Marie and Lliam Ricketts in Paris

Marie and I get Metro to Champ de Mars. At one station two ‘buskers’ bully and panic tourists by herding them along the platform, yelling ‘Avante, Avante’. Our musical friends then board the train, play the sax and piano accordion, and harass passengers for money. They don’t make it as far as me, but they would have got short shrift. We meet our youngest son, Lliam in the Pullman Eiffel Tower, where he checked-in last night, after a business trip to Austria and Germany. He has a great view of the Eiffel Tower from the balcony of his room. Things are being put in place for the Longines Horse Show, an event Marie would love to attend, but it starts after we leave Paris. Brunch at Le Petit Cluny in the Latin Quarter. Then, another disaster with my phone. It flies from my hand as we are strolling the streets, and when I retrieve it, it is on the blink. No doubt the screen, which was already shattered from a mishap on our sea cruise, had now refused to obey instructions. One drink at L’Annex Bar, which has Gilbert Rugby balls everywhere, an affirmation of the Rugby World Cup to be held in France later this year. Lliam then orders an Uber and we head to a phone place, where I pay 99.90E for repair of my phone screen. We pass within sight of legendary literary cafe, Les Deux Magots, and when I tell Lliam it was once the haunt of the rich and famous, he marches in to see if we can get a table. Tragic me would have just walked by, thinking I would need a reservation. Lliam gets us an excellent table. Sit beside a couple who can’t finish their meal, so they get a doggy bag. The cafe can’t be that exclusive. I have half a dozen oysters, and white asparagus; Marie has foie gras and Lliam, snails, accompanied by Chablis. An old chap, reading Paris Monde, takes the place of the tourist couple. An elderly couple dine on the other side of our table, and as we are leaving, they are ‘replaced’ by four black American lasses, all of them, in my humble opinion, inappropriately attired. One has one of her breasts, hanging out – literally. As they sit down, one comments: “Isn’t it cute,” a reference to the restaurant.
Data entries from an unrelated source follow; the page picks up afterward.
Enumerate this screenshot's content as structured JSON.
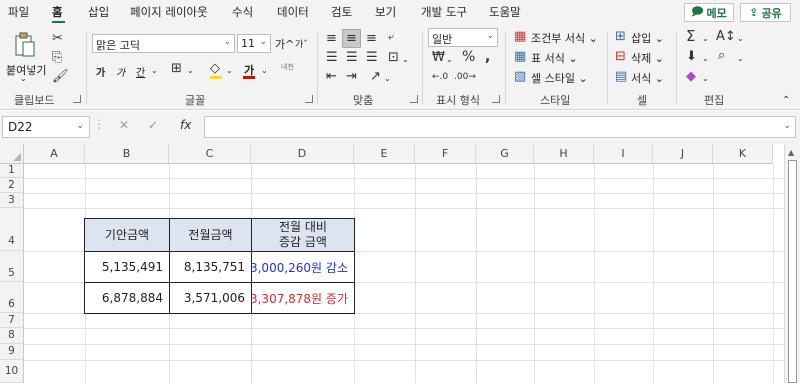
{
  "menu": {
    "tabs": [
      "파일",
      "홈",
      "삽입",
      "페이지 레이아웃",
      "수식",
      "데이터",
      "검토",
      "보기",
      "개발 도구",
      "도움말"
    ],
    "active_tab": "홈",
    "memo_label": "메모",
    "share_label": "공유"
  },
  "ribbon": {
    "clipboard": {
      "label": "클립보드",
      "paste": "붙여넣기"
    },
    "font": {
      "label": "글꼴",
      "name": "맑은 고딕",
      "size": "11",
      "grow": "가",
      "shrink": "가",
      "bold": "가",
      "italic": "가",
      "underline": "간",
      "color_letter": "가",
      "phonetic": "내천"
    },
    "alignment": {
      "label": "맞춤"
    },
    "number": {
      "label": "표시 형식",
      "format": "일반"
    },
    "styles": {
      "label": "스타일",
      "conditional": "조건부 서식",
      "table": "표 서식",
      "cell_styles": "셀 스타일"
    },
    "cells": {
      "label": "셀",
      "insert": "삽입",
      "delete": "삭제",
      "format": "서식"
    },
    "editing": {
      "label": "편집"
    }
  },
  "formula_bar": {
    "name_box": "D22",
    "fx": "fx",
    "formula": ""
  },
  "columns": [
    "A",
    "B",
    "C",
    "D",
    "E",
    "F",
    "G",
    "H",
    "I",
    "J",
    "K"
  ],
  "rows": [
    "1",
    "2",
    "3",
    "4",
    "5",
    "6",
    "7",
    "8",
    "9",
    "10"
  ],
  "table": {
    "headers": [
      "기안금액",
      "전월금액",
      "전월 대비\n증감 금액"
    ],
    "rows": [
      {
        "b": "5,135,491",
        "c": "8,135,751",
        "d": "3,000,260원 감소"
      },
      {
        "b": "6,878,884",
        "c": "3,571,006",
        "d": "3,307,878원 증가"
      }
    ]
  },
  "colors": {
    "accent": "#217346",
    "header_fill": "#dde4f1",
    "decrease": "#2233dd",
    "increase": "#e0282d"
  }
}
This evening we get a cab from the Pullman Eiffel Tower to Montmartre, in a raging storm, for dinner at Le Coq & Fils. Our waitress brings Marie a Coke, when in fact, she had ordered a cocktail. The restaurant specialises in poultry, even to the extent of informing you how old the birds were when they gave their lives, and also the part of the country in which they were raised. After selecting the chook, it is then sliced at the table. It costs a bit more than a Woolies’ chook. The place is packed, and it is fascinating watching the tourists groups walking by, and staring in.
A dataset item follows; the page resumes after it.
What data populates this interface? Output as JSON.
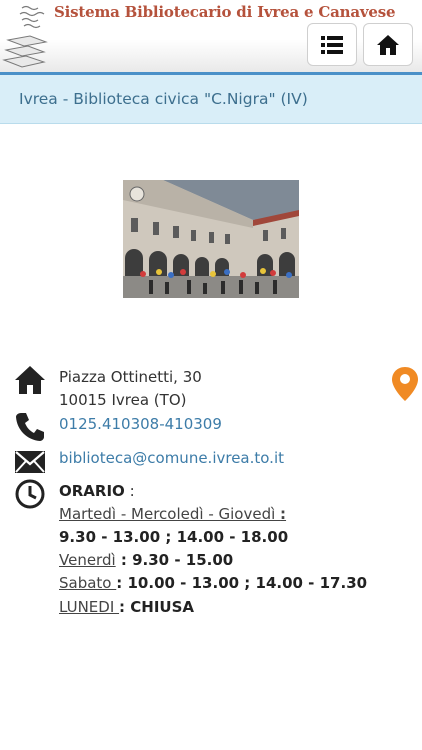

Our grandson, Ethan, has his best game since starting rugby league with Norths this year. “He now realises the team comes first,” his mother, Channelle says. 

About Author

Leave a Reply